Last week, a ceasefire predominantly crafted by Israel and mediators would release between 20–33 hostages held by Hamas over six to eight weeks in exchange for a ceasefire and the freeing of a large number of Palestinians detained by the Israeli government. Hostages in exchange for a ceasefire and detainees has generally been the formula of each of the failed ceasefire agreements until this point in the war. But both sides have made demands in the negotiating process that undercut the potential for any deal. Hamas has demanded a permanent ceasefire, and Israel wouldn’t commit fully to supporting even their own ceasefire proposal.
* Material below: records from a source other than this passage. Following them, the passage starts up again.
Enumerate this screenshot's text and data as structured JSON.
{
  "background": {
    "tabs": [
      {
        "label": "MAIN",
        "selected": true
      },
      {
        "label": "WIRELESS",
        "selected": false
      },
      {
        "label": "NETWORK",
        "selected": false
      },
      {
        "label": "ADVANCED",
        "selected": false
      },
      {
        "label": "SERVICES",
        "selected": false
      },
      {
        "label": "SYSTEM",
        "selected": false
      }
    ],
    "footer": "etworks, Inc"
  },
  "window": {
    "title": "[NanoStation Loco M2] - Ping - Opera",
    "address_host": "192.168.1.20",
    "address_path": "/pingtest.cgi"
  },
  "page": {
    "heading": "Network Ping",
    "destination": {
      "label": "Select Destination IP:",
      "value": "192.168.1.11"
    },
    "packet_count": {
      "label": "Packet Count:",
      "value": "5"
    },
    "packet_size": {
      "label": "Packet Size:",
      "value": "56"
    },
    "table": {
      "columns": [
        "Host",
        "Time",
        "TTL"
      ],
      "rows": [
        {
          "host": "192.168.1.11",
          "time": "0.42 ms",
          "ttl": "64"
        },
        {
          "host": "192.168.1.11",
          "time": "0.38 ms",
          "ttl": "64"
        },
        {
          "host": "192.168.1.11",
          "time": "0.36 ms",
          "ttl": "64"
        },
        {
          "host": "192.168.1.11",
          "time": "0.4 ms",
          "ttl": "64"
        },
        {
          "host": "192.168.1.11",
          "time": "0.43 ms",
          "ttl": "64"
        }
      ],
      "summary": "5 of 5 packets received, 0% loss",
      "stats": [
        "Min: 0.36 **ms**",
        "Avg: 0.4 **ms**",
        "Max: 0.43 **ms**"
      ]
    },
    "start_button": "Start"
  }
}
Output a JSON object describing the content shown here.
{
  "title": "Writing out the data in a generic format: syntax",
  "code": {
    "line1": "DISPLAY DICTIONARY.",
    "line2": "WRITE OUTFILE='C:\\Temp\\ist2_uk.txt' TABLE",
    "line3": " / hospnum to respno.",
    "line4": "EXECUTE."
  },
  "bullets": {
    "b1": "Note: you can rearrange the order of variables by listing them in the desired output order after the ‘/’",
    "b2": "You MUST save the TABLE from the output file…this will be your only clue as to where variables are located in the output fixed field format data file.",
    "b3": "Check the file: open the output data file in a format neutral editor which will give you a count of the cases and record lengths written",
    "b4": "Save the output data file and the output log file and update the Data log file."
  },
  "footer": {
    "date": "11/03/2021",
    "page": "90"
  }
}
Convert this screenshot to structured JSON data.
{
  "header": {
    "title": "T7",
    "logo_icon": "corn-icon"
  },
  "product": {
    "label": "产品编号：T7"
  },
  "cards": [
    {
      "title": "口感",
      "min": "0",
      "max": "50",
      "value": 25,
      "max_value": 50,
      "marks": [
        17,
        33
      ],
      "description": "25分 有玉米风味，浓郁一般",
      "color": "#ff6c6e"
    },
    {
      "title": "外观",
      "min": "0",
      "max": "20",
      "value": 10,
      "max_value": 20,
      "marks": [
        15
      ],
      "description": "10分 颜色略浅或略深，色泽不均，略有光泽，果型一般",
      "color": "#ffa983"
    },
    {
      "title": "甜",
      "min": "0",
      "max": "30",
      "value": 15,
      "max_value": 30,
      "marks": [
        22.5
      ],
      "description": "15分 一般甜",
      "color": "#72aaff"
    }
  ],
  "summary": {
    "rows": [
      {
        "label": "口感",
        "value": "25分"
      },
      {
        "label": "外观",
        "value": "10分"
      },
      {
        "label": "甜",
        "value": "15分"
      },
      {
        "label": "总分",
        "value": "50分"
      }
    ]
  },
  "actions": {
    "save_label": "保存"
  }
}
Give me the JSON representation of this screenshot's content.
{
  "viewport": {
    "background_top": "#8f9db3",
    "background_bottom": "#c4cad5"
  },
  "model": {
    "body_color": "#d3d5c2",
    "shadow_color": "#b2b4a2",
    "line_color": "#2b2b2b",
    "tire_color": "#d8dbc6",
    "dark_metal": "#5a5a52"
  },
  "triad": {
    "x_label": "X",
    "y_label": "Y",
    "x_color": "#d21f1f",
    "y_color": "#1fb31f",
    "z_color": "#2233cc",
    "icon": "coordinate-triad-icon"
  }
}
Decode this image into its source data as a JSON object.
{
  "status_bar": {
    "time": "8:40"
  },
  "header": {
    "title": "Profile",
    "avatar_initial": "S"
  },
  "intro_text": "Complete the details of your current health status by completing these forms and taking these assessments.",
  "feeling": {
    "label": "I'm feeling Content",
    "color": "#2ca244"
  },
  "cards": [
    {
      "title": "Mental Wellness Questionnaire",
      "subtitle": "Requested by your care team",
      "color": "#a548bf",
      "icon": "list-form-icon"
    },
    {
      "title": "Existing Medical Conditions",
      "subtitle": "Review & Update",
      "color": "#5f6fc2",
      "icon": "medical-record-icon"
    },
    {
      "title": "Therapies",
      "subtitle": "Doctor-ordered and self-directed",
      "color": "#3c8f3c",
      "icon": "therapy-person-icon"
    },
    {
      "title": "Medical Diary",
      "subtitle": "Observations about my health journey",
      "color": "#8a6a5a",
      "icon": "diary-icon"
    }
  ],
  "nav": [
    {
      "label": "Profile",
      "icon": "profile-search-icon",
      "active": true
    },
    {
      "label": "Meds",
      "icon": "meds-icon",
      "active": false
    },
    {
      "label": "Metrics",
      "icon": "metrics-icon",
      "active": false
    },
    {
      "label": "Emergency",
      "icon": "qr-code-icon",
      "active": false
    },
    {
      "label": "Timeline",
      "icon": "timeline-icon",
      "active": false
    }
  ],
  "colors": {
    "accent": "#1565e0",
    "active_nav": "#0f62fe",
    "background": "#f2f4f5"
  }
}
It appears that Hamas has mostly kept the structure of previous ceasefire agreements intact. The ceasefire would ensue over three stages in which hostages and detainees would be exchanged. Meeting these hostage exchange obligations would prolong the ceasefire and enable the return of more hostages.

What remains to be seen, however, is the extent to which Hamas has made substantial changes. Furthermore, while some changes that have been made publicly available seem minor, they are presenting difficulties in how the two sides might interpret the provisions in question. For example, one provision in the second stage of the agreement, according to the Washington Post, is for the return of “sustained calm” to Gaza. While Hamas takes this language as a substitute to permanent ceasefire, Israel has repeatedly rejected the notion that is the case. Currently, the deal does not define what “sustained calm” entails, and the Israelis are looking to add clarity to that provision as it considers its response. So far, the only commitment Israel has made is to send more negotiators to clarify the contents of the ceasefire agreement.

The question remains whether Israel genuinely wants a ceasefire at this point. Israel’s Prime Minister Benjamin Netanyahu’s office has announced that while Israel considers how to respond to the Hamas agreement, Israel’s war cabinet has “unanimously decided” to continue operation in Rafah. Salama Marouf, a spokesperson for the Hamas-run Gaza government office, released a statement claiming that Israel “went into truce negotiations deceptively without abandoning the idea of ​​a broad aggression against Rafah.”

Israel’s Rafah invasion has intensified over the last 48 hours. In the morning hours on Monday, the Israeli military dropped leaflets in eastern Rafah telling residents to evacuate temporarily to a humanitarian zone in central Gaza between Khan Younis and Gaza City. Shortly thereafter, Israel began a sustained bombing campaign on Rafah. The Israeli military claimed it was “conducting targeted strikes against Hamas terror targets in eastern Rafah,” and has thus far not called for a “wide-scale evacuation of Rafah.” 


“This is a very specific scoped operation at the moment to move people out of harm’s way,” Israeli military spokesperson Lt. Col. Nadav Shoshani claimed.

And Israel is not alone in continuing hostilities while a ceasefire agreement is within reach. Hamas’s agreement to a ceasefire was a surprise; the terror group has continued rocket strikes against Israeli targets. On Sunday, a Hamas rocket attack launched from Rafah killed four Israeli soldiers near the Kerem Shalom border crossing.

President Joe Biden has repeatedly told Netanyahu to not invade Rafah and that doing so could jeopardize America’s support in the Gaza war. According to the White House, Biden and Netanyahu spoke over the phone about the ceasefire agreement and operations in Rafah in which the president “reiterated his clear position on Rafah.”

Matthew Miller, a State Department spokesman, told the press that U.S. officials received confirmation that Hamas had accepted a ceasefire agreement and officials have now been given the chance to “review it, digest it, discuss it with our partners.”

“I don’t want to characterize the nature of that response just yet,” Miller added.

During a Monday press conference, National Security Council spokesman John Kirby said, “[CIA Director William J. Burns], as you know, is there, and he’s working this in real time on the ground.”

“We want to get these hostages out. We want to get a cease-fire in place for six weeks. We want to increase humanitarian assistance,” he continued. “And the last thing that I want to do is say anything at this podium that’s going to put that process at risk.”